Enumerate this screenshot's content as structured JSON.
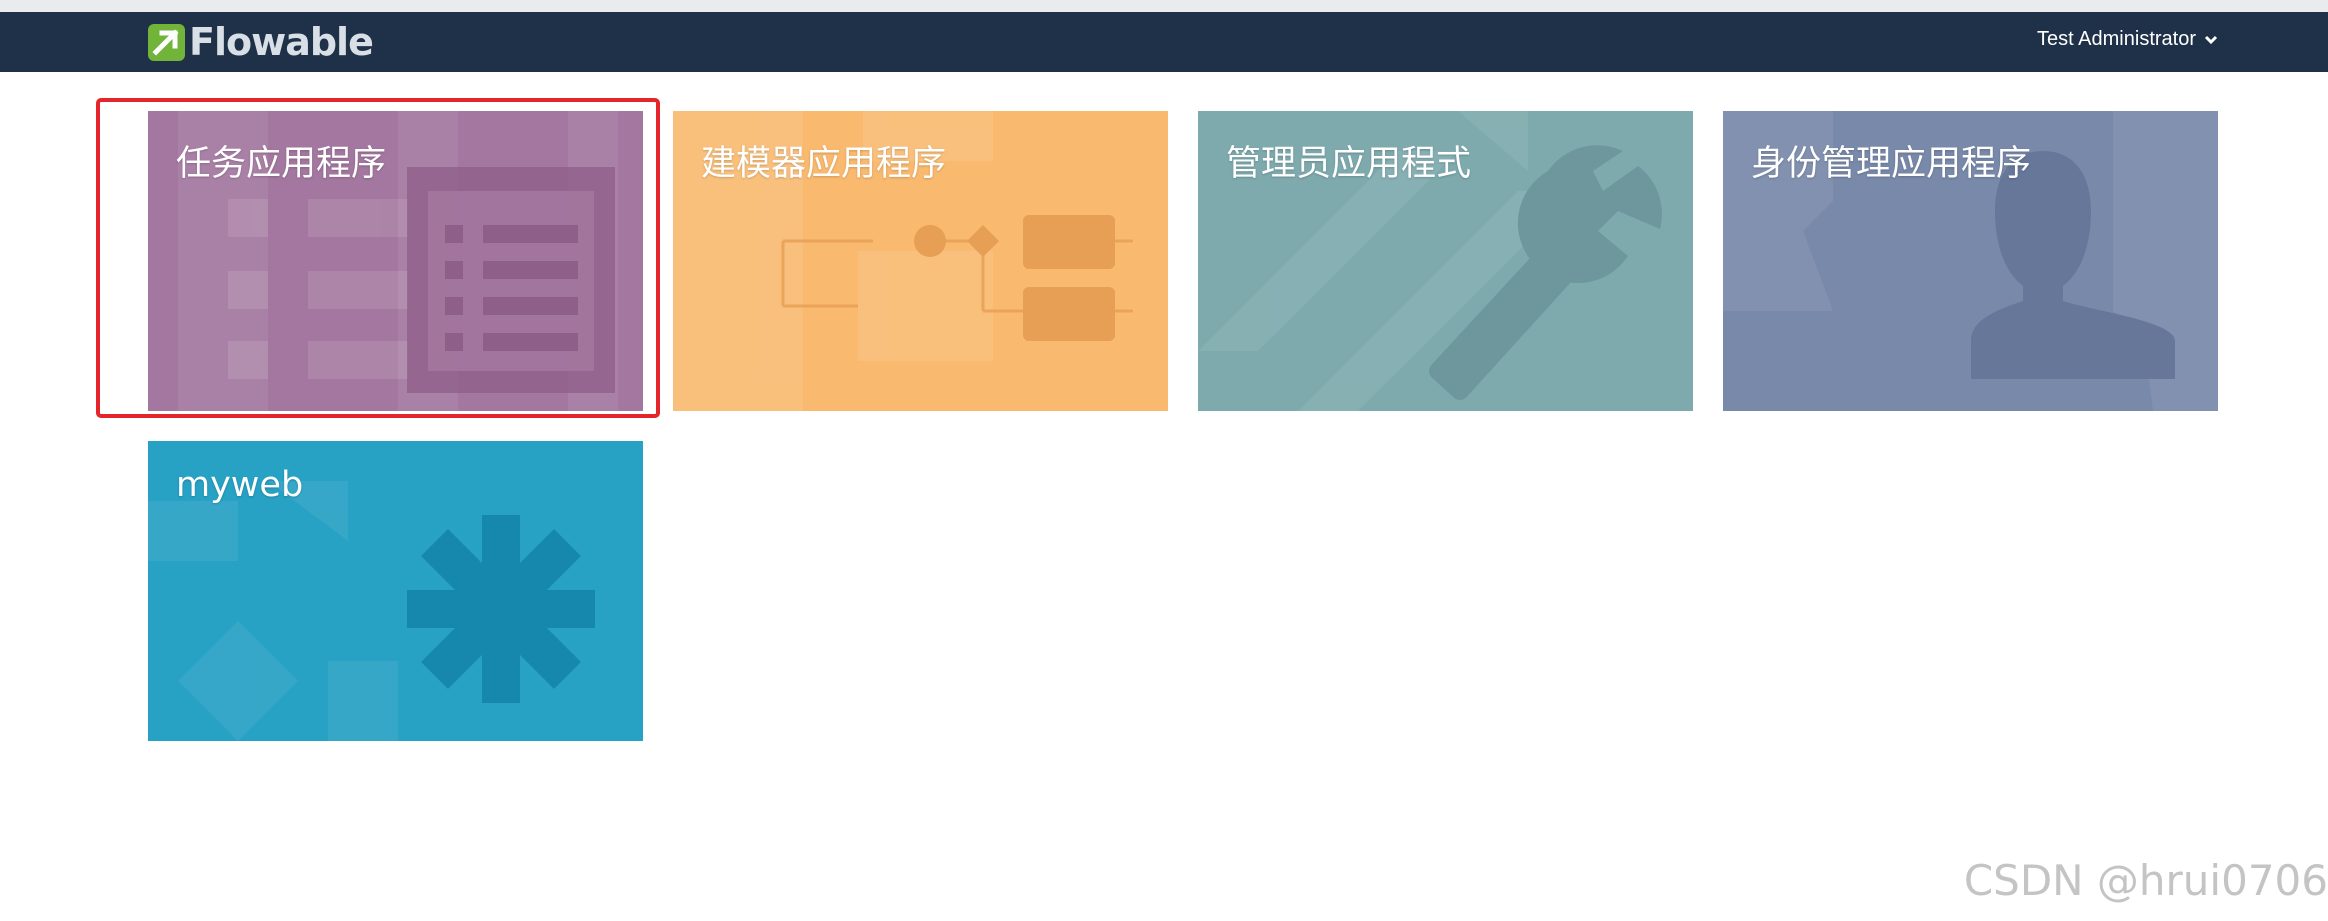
{
  "header": {
    "logo_text": "Flowable",
    "user_name": "Test Administrator",
    "brand_color": "#72b33a",
    "bar_color": "#1f3148"
  },
  "apps": [
    {
      "label": "任务应用程序",
      "icon": "task-list-icon",
      "color": "#a3779f",
      "selected": true
    },
    {
      "label": "建模器应用程序",
      "icon": "process-diagram-icon",
      "color": "#f9b96e",
      "selected": false
    },
    {
      "label": "管理员应用程式",
      "icon": "wrench-icon",
      "color": "#7eaaae",
      "selected": false
    },
    {
      "label": "身份管理应用程序",
      "icon": "user-silhouette-icon",
      "color": "#7989a9",
      "selected": false
    },
    {
      "label": "myweb",
      "icon": "asterisk-icon",
      "color": "#27a1c4",
      "selected": false
    }
  ],
  "highlight_color": "#e4252b",
  "watermark": "CSDN @hrui0706"
}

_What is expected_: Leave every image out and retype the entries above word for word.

_Response_:
Enumerate this screenshot's content as structured JSON.
{
  "header": {
    "logo_text": "Flowable",
    "user_name": "Test Administrator",
    "brand_color": "#72b33a",
    "bar_color": "#1f3148"
  },
  "apps": [
    {
      "label": "任务应用程序",
      "icon": "task-list-icon",
      "color": "#a3779f",
      "selected": true
    },
    {
      "label": "建模器应用程序",
      "icon": "process-diagram-icon",
      "color": "#f9b96e",
      "selected": false
    },
    {
      "label": "管理员应用程式",
      "icon": "wrench-icon",
      "color": "#7eaaae",
      "selected": false
    },
    {
      "label": "身份管理应用程序",
      "icon": "user-silhouette-icon",
      "color": "#7989a9",
      "selected": false
    },
    {
      "label": "myweb",
      "icon": "asterisk-icon",
      "color": "#27a1c4",
      "selected": false
    }
  ],
  "highlight_color": "#e4252b",
  "watermark": "CSDN @hrui0706"
}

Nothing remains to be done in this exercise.